MP: Thanks, but none of those past cases matter or relate to what’s happening in 2022. I never understood the “You hit people before, so you shouldn’t complain about getting hit” line of thought. I rear-ended someone at a traffic light many moons ago in my old 250,000 mile Volvo From Hell, so if I understand this correctly, if someone rear-ends me today, I’m supposed to sit there with no anger and nothing to say because a Was I ever rear-ended by a car? Who the hell would hold themselves to that unrealistic standard? And if none of us would behave that way, why would we expect racing drivers to be any different?

In the context of a rookie facing off against a veteran at Road America and veterans (plural) in Texas, it’s not exactly a surprise to hear Power drop the hammer on Devlin. The hope would be that DeFrancesco took the heat and thought more about his career craft and went the rest of the year without earning a third strike.

Q: While browsing vintage Indy cars online during a break in business, I came across the BLAT Eagle again, Dan Gurney’s 1980-81 Eagle. I knew about this Eagle, but could never figure out how it stayed on the ground, because it had no wing or just a small rear spoiler, and no side skirts. It was quite different for its time. Nothing like the F1 Lotus 78 or the Penske “Yellow Submarine”.

So I started delving into the BLAT (Boundary Layer Adhesion Technology) theory and found it quite mysterious, until a blogger I read mentioned that the Eagle was similar to current F1 cars in that air entered through two small areas behind the front tires and near the bodywork, and then ran through two tunnels under the chassis, around the driver’s compartment and engine compartment, to exit under a very large diffuser. These channels became larger as they ran from the middle of the chassis to the rear of the car.

Was Dan Gurney ahead of his time? Is this what current F1 cars are using?

Sean Raymundo
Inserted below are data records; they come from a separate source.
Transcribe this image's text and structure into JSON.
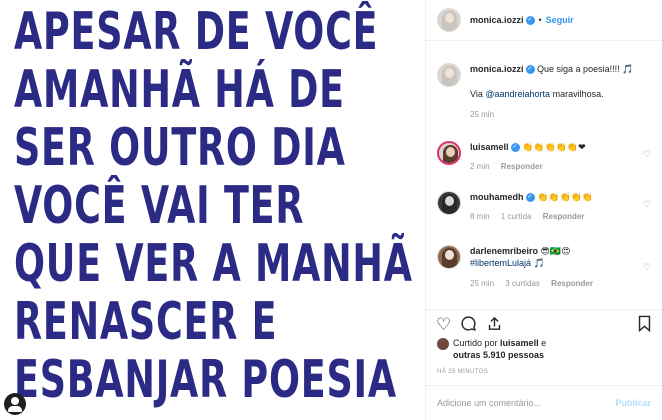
{
  "post_image": {
    "lines": [
      "APESAR DE VOCÊ",
      "AMANHÃ HÁ DE",
      "SER OUTRO DIA",
      "VOCÊ VAI TER",
      "QUE VER A MANHÃ",
      "RENASCER E",
      "ESBANJAR POESIA"
    ],
    "text_color": "#2b2a84"
  },
  "header": {
    "username": "monica.iozzi",
    "separator": "•",
    "follow_label": "Seguir"
  },
  "caption": {
    "username": "monica.iozzi",
    "text": "Que siga a poesia!!!! 🎵",
    "via_prefix": "Via",
    "via_mention": "@aandreiahorta",
    "via_suffix": "maravilhosa.",
    "time": "25 min"
  },
  "comments": [
    {
      "username": "luisamell",
      "text": "👏👏👏👏👏❤",
      "time": "2 min",
      "likes": "",
      "reply_label": "Responder"
    },
    {
      "username": "mouhamedh",
      "text": "👏👏👏👏👏",
      "time": "8 min",
      "likes": "1 curtida",
      "reply_label": "Responder"
    },
    {
      "username": "darlenemribeiro",
      "text": "😎🇧🇷😍",
      "hashtag": "#libertemLulajá 🎵",
      "time": "25 min",
      "likes": "3 curtidas",
      "reply_label": "Responder"
    }
  ],
  "likes": {
    "prefix": "Curtido por",
    "user": "luisamell",
    "middle": "e",
    "count_text": "outras 5.910 pessoas"
  },
  "timestamp": "Há 25 minutos",
  "add_comment": {
    "placeholder": "Adicione um comentário...",
    "publish_label": "Publicar"
  },
  "icons": {
    "like": "heart-icon",
    "comment": "comment-icon",
    "share": "share-icon",
    "save": "bookmark-icon",
    "verified": "verified-badge-icon"
  },
  "colors": {
    "accent": "#3897f0",
    "poem": "#2b2a84",
    "muted": "#999999"
  }
}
MP: If we give them credit, it goes to Lotus and the 1978 chassis 79 (also, the yellow submarine was a product of Chaparral Racing, not Penske) for using the sides and rear of an open-wheel car to generate a Incredible downforce with large, long airfoils built into the sidepods. The 1981 All American Racers Eagle Indy car chassis took the ground effects concept of the Lotus 79 in a completely different direction, but it was the same general principle of using the sides and rear of the car to generate high downforce. .

Where BLAT made progress was in eliminating most of the sidepods, creating a smaller, narrower shape to cut through the air, as Dan and John Ward, the car’s designer, sought to exploit the lower cost/lower weight option. in the rules. for stock-block non-turbocharged V8 engines.

The best thing to know about Eagle and its BLAT innovation is that it was all due to a huge lack of budget. AAR had no real sponsors at the time, couldn’t afford the standard-configuration Cosworth DFX turbo V8s, and had to go to the alternate formula where overcoming a lack of power through a radical chassis approach was a must. That’s why we have this arrow-shaped car that stood out visually and in its performances. Today’s F1 cars are direct descendants of the Lotus 79, not the Eagle.